======== Data for the task
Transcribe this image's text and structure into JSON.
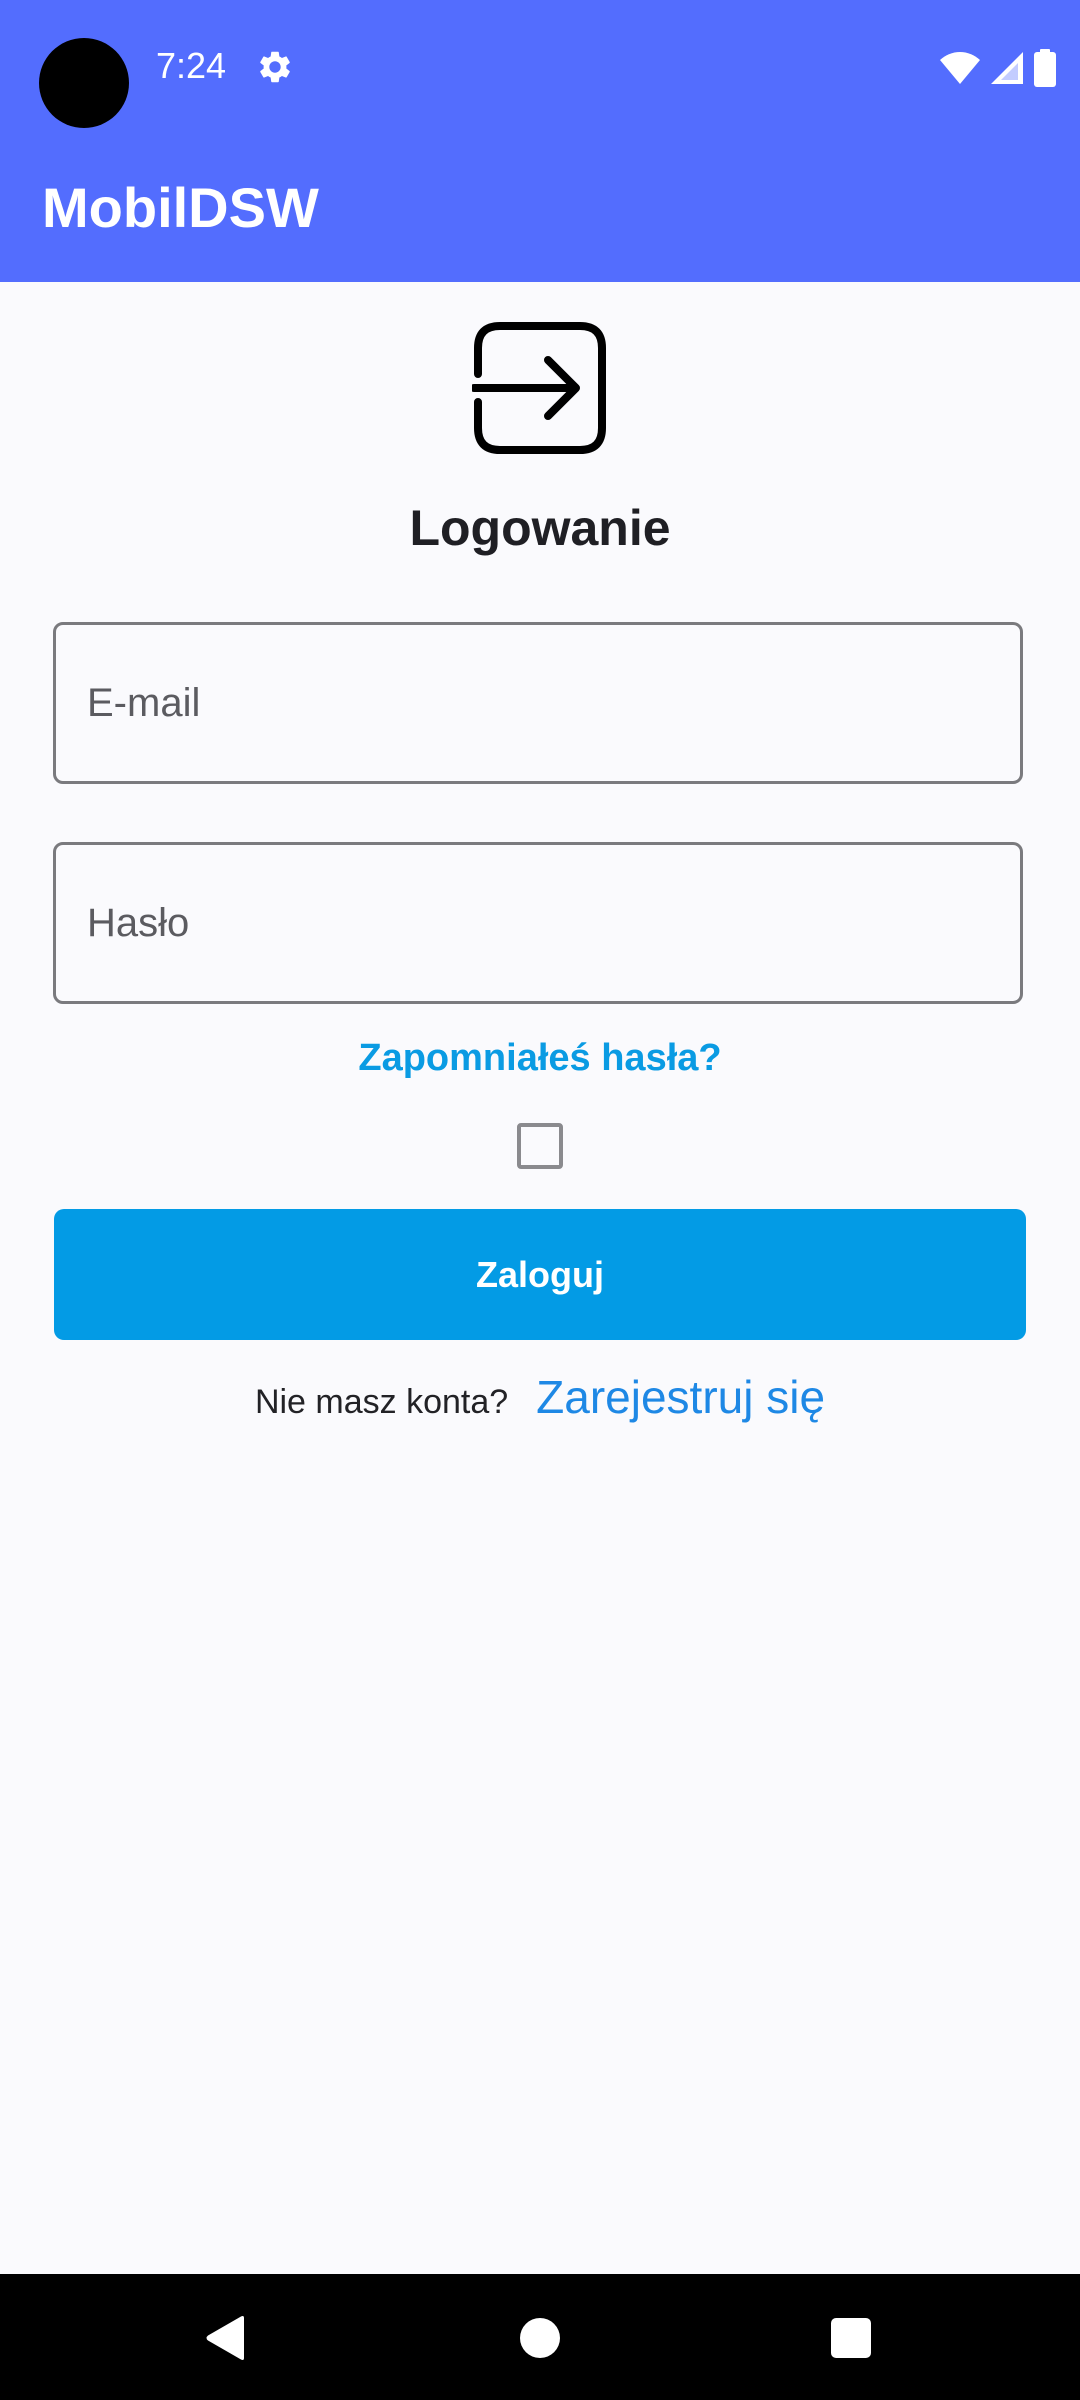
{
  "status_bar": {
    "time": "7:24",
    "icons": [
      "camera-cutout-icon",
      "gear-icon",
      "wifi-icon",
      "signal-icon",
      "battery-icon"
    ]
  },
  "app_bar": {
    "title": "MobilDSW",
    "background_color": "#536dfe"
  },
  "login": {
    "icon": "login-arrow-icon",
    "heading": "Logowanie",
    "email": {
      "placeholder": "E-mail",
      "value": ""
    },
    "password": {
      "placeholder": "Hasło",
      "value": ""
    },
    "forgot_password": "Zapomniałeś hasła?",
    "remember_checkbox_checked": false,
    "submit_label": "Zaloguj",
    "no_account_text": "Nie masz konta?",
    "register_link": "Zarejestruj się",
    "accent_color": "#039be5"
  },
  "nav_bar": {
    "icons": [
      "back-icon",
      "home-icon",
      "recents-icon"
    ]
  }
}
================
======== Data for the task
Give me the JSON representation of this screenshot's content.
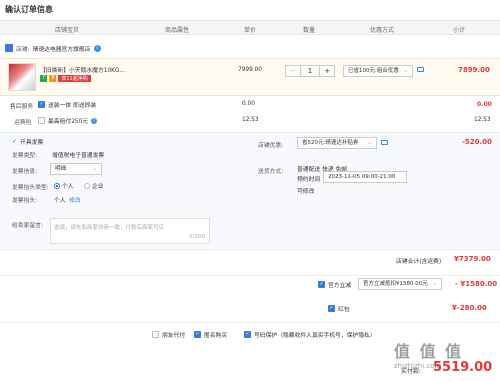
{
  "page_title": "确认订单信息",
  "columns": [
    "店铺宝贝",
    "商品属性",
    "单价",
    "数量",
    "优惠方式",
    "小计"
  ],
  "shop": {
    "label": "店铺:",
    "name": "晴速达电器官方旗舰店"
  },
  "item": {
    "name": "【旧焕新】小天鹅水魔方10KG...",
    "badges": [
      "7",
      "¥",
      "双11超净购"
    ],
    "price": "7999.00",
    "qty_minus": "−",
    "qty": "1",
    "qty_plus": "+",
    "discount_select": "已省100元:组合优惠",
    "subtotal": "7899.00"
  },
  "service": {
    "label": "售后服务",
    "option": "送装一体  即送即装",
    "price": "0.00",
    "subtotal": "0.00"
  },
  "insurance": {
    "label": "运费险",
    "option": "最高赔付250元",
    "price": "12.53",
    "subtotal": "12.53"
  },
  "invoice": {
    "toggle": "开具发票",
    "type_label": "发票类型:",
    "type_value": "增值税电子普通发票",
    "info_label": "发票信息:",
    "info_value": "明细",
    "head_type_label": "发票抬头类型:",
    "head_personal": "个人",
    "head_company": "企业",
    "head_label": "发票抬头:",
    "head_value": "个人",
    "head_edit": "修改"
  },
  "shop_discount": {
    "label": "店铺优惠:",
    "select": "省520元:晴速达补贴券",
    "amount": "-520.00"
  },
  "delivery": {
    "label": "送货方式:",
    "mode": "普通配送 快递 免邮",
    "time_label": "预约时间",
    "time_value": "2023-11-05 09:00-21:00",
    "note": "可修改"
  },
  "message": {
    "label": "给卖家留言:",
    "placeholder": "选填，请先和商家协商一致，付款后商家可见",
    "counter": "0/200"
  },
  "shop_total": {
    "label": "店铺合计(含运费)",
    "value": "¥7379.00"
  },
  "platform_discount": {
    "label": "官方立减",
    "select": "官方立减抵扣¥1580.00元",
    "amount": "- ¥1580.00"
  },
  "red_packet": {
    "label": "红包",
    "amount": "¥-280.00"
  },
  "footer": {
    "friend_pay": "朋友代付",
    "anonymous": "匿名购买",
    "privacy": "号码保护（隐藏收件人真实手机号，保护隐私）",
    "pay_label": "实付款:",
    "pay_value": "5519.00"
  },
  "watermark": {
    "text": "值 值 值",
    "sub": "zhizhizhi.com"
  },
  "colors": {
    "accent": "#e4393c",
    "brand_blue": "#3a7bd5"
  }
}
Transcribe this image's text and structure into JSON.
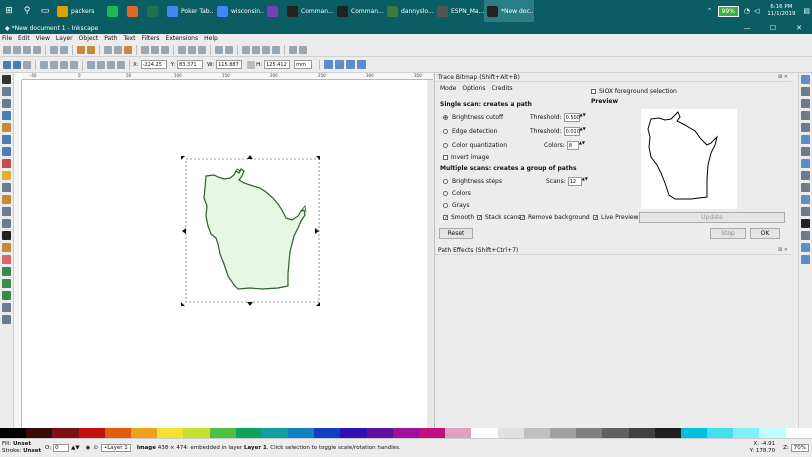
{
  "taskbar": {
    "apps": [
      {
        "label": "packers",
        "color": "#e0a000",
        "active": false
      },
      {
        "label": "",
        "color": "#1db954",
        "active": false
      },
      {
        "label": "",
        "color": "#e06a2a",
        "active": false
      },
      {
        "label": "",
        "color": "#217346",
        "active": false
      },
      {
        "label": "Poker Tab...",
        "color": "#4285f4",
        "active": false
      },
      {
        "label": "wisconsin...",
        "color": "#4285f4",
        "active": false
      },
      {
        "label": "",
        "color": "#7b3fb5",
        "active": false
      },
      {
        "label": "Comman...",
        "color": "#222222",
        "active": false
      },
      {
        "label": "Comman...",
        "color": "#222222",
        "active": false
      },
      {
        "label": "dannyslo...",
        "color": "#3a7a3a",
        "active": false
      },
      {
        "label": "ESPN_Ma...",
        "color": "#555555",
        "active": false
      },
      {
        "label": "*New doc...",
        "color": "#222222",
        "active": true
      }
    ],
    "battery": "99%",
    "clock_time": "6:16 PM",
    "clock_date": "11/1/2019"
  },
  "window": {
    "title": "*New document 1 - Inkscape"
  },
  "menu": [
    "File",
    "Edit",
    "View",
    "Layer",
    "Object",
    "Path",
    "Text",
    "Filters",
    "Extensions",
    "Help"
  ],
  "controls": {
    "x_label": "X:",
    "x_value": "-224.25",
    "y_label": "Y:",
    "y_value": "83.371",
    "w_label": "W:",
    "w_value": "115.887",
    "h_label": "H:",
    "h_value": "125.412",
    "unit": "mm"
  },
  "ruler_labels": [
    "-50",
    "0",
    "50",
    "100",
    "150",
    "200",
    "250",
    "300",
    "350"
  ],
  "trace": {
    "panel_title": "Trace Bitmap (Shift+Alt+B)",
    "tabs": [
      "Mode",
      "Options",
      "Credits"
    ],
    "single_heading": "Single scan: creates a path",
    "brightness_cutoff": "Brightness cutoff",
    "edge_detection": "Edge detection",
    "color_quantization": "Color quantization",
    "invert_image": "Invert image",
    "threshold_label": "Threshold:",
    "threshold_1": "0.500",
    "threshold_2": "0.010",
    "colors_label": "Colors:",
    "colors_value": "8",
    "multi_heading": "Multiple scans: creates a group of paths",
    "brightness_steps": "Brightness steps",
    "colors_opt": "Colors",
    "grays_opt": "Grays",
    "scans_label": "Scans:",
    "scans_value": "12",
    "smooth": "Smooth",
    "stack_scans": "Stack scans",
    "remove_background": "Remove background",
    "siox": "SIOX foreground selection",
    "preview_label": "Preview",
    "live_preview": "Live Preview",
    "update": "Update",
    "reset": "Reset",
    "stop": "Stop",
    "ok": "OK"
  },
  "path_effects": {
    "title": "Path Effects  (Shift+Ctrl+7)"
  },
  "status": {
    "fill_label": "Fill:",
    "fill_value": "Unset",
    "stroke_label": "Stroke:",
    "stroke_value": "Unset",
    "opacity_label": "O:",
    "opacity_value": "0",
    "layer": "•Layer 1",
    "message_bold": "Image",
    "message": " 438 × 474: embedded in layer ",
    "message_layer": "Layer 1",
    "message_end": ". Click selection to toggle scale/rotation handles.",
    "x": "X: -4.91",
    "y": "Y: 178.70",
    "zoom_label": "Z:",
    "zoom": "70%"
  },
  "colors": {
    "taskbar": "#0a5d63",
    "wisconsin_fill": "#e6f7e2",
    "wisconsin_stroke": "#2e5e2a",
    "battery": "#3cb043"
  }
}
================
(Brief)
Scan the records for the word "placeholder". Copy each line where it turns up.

(Result below)
      "placeholder": "E-mail",
      "placeholder": "Hasło",
    "placeholder": "选填，请先和商家协商一致，付款后商家可见",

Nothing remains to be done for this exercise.